:: What is expected ::
Lines that include the string "post" are the ones to copy from the entries below.

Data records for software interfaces
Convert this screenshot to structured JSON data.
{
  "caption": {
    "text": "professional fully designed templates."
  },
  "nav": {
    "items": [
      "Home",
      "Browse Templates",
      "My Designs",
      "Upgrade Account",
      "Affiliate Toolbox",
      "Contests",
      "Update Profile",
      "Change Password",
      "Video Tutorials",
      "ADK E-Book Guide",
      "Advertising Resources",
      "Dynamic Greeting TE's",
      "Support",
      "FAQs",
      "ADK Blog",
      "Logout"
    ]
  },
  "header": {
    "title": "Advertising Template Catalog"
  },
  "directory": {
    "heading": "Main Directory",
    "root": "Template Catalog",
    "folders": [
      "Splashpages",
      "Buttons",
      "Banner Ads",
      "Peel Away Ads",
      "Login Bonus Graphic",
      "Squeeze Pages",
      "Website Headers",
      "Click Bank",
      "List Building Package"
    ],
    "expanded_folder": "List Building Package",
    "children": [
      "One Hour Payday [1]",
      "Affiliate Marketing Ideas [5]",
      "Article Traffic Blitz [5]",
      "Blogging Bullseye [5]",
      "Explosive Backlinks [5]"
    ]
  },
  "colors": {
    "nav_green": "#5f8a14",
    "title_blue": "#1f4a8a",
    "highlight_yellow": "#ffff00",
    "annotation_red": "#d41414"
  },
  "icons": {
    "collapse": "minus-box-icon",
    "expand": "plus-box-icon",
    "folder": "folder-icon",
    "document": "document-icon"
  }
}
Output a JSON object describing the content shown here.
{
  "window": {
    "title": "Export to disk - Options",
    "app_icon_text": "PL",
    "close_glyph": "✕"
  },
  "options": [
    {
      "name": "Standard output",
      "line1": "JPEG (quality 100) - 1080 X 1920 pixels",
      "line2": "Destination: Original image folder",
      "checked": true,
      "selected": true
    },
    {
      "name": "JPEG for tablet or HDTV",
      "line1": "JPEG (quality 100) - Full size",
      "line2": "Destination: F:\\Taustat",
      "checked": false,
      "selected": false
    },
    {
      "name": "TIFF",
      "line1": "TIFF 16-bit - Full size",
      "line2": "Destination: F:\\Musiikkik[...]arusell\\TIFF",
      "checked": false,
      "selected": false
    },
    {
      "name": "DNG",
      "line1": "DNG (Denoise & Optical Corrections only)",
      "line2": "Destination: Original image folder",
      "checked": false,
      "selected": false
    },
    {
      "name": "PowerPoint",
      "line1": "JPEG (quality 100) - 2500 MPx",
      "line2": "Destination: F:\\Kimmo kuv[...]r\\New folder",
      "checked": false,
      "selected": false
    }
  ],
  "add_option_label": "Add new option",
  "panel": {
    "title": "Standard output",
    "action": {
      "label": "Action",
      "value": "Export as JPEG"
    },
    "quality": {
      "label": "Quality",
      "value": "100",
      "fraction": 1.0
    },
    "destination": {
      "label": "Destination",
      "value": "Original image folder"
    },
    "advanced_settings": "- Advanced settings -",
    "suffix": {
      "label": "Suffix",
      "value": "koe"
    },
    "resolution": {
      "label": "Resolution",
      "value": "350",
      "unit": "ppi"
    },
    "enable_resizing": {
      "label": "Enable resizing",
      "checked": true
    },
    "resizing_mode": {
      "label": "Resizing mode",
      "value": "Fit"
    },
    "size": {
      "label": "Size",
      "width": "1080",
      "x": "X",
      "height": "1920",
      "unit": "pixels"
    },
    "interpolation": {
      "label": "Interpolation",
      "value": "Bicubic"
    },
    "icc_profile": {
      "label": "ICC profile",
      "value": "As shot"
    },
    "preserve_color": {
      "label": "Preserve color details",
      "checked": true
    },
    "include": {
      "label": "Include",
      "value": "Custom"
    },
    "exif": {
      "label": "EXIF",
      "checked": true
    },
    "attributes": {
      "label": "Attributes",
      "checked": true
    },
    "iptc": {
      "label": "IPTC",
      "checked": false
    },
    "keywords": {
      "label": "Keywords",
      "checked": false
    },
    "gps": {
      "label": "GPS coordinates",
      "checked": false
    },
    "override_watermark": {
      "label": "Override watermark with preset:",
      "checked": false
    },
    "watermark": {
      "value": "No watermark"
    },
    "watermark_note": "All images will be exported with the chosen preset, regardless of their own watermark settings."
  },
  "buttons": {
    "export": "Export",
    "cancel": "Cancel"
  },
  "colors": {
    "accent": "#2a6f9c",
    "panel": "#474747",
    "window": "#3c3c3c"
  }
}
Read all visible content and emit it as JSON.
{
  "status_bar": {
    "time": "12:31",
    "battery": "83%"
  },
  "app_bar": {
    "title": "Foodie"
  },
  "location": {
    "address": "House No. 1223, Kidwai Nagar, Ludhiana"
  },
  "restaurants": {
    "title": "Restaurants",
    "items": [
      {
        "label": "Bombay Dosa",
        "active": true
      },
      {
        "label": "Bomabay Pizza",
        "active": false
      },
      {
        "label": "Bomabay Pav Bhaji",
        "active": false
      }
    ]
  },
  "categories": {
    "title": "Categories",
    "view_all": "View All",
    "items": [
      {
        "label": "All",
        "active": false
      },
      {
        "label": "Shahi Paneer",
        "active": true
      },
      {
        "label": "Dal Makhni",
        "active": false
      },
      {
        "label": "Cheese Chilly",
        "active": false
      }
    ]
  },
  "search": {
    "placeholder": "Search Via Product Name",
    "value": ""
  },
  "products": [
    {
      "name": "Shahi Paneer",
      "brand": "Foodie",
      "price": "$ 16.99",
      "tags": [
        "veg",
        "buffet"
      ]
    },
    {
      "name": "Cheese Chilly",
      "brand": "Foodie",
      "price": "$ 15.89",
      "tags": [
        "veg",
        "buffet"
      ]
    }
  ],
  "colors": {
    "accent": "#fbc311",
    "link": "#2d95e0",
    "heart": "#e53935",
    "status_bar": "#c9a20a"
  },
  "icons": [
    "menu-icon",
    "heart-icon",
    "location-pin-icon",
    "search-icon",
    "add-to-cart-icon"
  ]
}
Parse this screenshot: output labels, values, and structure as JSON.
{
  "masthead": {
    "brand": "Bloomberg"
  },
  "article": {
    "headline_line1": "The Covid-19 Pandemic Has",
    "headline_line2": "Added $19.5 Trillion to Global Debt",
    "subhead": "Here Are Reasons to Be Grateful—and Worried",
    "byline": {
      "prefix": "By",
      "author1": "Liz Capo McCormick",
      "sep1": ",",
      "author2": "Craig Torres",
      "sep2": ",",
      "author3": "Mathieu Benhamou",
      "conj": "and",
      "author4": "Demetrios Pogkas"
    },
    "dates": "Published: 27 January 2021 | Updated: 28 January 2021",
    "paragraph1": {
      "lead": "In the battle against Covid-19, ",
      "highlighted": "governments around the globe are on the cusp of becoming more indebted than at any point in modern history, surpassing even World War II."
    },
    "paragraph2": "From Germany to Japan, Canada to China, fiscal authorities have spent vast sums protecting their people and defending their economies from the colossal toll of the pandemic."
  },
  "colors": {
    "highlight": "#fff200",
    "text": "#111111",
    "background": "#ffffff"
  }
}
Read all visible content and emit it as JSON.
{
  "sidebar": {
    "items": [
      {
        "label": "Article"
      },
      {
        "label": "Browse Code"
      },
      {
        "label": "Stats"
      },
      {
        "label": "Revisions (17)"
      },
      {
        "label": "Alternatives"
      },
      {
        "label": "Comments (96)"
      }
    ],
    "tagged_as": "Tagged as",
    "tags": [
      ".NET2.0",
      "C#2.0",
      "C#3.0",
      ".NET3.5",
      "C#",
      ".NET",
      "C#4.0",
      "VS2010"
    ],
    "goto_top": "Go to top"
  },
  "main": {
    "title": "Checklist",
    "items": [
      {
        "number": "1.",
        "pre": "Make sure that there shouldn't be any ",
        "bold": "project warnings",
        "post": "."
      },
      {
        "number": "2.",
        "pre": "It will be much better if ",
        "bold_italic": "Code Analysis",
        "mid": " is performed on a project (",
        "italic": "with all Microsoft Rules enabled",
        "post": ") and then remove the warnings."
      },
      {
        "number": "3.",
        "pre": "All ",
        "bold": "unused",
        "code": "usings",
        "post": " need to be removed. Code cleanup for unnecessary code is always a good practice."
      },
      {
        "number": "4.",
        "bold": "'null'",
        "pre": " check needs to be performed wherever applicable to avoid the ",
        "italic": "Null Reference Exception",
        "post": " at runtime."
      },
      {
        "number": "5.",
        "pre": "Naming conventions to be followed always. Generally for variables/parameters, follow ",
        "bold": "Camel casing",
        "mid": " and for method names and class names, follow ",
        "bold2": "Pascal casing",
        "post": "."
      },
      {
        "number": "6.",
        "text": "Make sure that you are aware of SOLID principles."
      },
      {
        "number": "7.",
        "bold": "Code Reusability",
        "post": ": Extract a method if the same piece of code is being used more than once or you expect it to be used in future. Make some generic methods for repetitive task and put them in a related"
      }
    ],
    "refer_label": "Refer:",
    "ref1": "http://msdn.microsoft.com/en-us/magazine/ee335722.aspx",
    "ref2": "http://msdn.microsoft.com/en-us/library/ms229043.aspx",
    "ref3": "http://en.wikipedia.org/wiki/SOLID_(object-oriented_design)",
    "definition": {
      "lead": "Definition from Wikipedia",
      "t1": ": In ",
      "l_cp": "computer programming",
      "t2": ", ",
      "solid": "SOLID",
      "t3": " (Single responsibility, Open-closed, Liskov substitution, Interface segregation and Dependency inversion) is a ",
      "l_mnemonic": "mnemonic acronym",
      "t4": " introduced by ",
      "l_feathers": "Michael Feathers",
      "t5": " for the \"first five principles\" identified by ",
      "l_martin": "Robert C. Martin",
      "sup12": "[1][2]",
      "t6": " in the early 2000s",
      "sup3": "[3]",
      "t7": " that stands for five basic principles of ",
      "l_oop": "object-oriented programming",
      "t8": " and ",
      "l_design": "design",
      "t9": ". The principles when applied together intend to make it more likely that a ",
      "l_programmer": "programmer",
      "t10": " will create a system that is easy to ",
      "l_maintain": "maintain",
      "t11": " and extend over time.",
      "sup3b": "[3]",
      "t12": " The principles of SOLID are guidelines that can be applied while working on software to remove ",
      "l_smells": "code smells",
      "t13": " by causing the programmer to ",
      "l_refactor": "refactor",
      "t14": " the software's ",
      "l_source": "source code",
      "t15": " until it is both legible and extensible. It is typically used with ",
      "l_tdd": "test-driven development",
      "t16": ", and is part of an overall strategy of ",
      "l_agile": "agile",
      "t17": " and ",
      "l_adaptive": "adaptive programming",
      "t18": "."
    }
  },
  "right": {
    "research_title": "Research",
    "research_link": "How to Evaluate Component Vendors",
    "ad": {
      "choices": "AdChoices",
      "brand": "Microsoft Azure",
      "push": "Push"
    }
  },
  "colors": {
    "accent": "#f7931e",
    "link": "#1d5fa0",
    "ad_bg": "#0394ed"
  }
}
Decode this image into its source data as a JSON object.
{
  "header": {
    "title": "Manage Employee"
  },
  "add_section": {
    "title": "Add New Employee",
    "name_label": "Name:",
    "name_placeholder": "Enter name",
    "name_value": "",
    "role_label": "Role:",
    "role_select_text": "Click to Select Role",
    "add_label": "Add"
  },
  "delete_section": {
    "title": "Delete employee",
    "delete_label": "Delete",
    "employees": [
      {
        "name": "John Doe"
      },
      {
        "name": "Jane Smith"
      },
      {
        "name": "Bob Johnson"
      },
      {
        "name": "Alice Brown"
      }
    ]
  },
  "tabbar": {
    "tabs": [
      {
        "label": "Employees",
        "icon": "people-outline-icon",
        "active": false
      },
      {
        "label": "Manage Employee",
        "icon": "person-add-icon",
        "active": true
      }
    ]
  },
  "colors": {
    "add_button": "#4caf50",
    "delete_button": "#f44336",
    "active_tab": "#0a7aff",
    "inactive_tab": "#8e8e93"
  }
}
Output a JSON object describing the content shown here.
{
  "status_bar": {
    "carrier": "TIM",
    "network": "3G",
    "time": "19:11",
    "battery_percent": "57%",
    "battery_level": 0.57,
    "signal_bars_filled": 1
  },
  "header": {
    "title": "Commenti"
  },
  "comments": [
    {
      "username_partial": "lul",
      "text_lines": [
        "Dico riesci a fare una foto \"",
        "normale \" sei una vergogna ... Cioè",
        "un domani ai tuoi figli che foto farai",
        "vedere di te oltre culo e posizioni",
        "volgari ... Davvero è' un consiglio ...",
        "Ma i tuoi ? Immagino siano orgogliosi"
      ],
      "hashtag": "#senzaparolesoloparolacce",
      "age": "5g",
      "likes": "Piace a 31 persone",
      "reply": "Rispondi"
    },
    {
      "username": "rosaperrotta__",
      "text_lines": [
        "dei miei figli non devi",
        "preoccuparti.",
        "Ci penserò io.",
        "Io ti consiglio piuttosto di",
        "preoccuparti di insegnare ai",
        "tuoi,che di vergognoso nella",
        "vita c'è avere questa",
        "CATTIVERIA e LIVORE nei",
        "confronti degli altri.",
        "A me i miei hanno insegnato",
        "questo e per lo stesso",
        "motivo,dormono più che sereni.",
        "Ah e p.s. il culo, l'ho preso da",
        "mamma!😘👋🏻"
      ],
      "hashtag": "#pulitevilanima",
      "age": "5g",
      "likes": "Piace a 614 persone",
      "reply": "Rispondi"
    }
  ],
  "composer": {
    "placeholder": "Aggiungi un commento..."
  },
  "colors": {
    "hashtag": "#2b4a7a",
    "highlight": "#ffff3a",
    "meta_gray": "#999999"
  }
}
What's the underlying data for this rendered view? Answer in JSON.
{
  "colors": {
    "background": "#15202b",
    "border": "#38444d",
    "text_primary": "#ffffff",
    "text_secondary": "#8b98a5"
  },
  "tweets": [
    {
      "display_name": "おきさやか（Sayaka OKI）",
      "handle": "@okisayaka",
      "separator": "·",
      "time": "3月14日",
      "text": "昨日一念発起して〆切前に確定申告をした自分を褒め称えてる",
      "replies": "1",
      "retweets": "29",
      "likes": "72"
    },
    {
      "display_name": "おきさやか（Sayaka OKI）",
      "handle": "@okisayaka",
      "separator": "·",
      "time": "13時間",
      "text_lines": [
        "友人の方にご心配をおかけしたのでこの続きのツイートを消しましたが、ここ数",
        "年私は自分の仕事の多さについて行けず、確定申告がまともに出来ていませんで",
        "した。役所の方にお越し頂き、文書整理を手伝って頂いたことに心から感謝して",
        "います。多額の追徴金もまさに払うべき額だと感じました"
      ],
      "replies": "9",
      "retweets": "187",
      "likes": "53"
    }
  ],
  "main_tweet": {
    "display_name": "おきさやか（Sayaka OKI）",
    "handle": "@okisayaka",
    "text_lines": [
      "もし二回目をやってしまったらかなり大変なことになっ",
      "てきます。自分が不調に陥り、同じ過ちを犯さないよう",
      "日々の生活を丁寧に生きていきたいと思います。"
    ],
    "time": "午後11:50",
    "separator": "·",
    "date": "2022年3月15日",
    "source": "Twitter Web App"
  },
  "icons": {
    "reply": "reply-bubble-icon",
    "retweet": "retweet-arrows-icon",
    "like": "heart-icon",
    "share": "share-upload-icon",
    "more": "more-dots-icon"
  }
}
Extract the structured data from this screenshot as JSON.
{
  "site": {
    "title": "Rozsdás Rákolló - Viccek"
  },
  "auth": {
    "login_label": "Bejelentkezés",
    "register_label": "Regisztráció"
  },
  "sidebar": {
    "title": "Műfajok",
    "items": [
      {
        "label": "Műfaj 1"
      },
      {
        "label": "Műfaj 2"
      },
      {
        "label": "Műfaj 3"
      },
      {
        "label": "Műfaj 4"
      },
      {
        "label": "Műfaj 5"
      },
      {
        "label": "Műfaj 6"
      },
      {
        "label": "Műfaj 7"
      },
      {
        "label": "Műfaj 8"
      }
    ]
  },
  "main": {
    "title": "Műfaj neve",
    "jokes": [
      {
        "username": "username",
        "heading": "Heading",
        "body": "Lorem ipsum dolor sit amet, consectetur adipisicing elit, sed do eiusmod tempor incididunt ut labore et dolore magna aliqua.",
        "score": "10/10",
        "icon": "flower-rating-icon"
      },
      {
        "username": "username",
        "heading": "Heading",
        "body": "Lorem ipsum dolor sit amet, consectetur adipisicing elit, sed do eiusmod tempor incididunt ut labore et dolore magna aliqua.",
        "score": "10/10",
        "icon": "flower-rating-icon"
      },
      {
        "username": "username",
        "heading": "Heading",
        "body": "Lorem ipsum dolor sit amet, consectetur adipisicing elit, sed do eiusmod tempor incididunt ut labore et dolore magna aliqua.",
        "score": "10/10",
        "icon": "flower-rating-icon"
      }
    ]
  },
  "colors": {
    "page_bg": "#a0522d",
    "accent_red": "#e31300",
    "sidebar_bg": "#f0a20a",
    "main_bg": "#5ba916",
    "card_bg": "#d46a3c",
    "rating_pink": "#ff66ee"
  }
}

:: Answer below ::
        "post": "."
        "post": ") and then remove the warnings."
        "post": " need to be removed. Code cleanup for unnecessary code is always a good practice."
        "post": " at runtime."
        "post": "."
        "post": ": Extract a method if the same piece of code is being used more than once or you expect it to be used in future. Make some generic methods for repetitive task and put them in a related"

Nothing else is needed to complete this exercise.